◆ WHAT THE TASK REQUIRES: From the first line to the last, repeat the data exactly and drop the pictures.

*** INFORMATION GIVEN Section Begins ***

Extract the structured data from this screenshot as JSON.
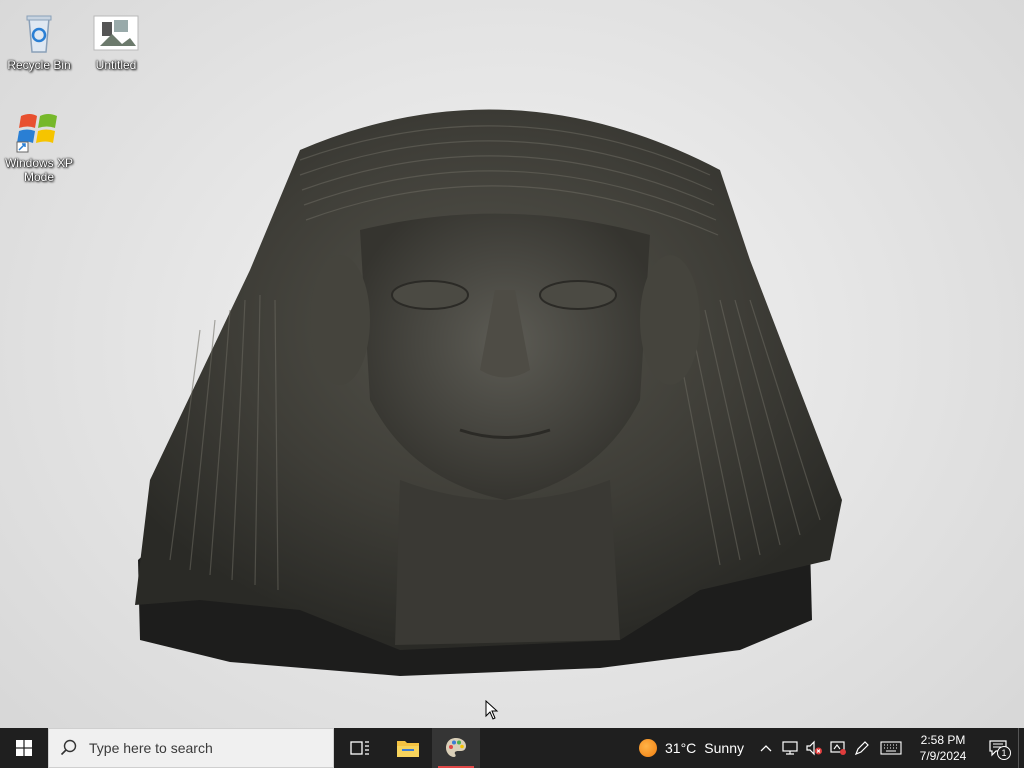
{
  "desktop": {
    "icons": [
      {
        "label": "Recycle Bin",
        "icon": "recycle-bin-icon"
      },
      {
        "label": "Untitled",
        "icon": "image-file-icon"
      },
      {
        "label": "Windows XP Mode",
        "icon": "windows-xp-icon"
      }
    ],
    "wallpaper": "Egyptian stone head sculpture"
  },
  "taskbar": {
    "search_placeholder": "Type here to search",
    "pinned": [
      {
        "name": "Task View",
        "icon": "task-view-icon"
      },
      {
        "name": "File Explorer",
        "icon": "folder-icon"
      },
      {
        "name": "Paint",
        "icon": "paint-icon",
        "active": true
      }
    ],
    "weather": {
      "temp": "31°C",
      "condition": "Sunny"
    },
    "clock": {
      "time": "2:58 PM",
      "date": "7/9/2024"
    },
    "notifications": {
      "count": "1"
    }
  },
  "colors": {
    "taskbar_bg": "#1f1f1f",
    "active_indicator": "#e04848"
  }
}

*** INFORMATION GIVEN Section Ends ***

◆ WRITTEN ANSWER:
Extract the structured data from this screenshot as JSON.
{
  "desktop": {
    "icons": [
      {
        "label": "Recycle Bin",
        "icon": "recycle-bin-icon"
      },
      {
        "label": "Untitled",
        "icon": "image-file-icon"
      },
      {
        "label": "Windows XP Mode",
        "icon": "windows-xp-icon"
      }
    ],
    "wallpaper": "Egyptian stone head sculpture"
  },
  "taskbar": {
    "search_placeholder": "Type here to search",
    "pinned": [
      {
        "name": "Task View",
        "icon": "task-view-icon"
      },
      {
        "name": "File Explorer",
        "icon": "folder-icon"
      },
      {
        "name": "Paint",
        "icon": "paint-icon",
        "active": true
      }
    ],
    "weather": {
      "temp": "31°C",
      "condition": "Sunny"
    },
    "clock": {
      "time": "2:58 PM",
      "date": "7/9/2024"
    },
    "notifications": {
      "count": "1"
    }
  },
  "colors": {
    "taskbar_bg": "#1f1f1f",
    "active_indicator": "#e04848"
  }
}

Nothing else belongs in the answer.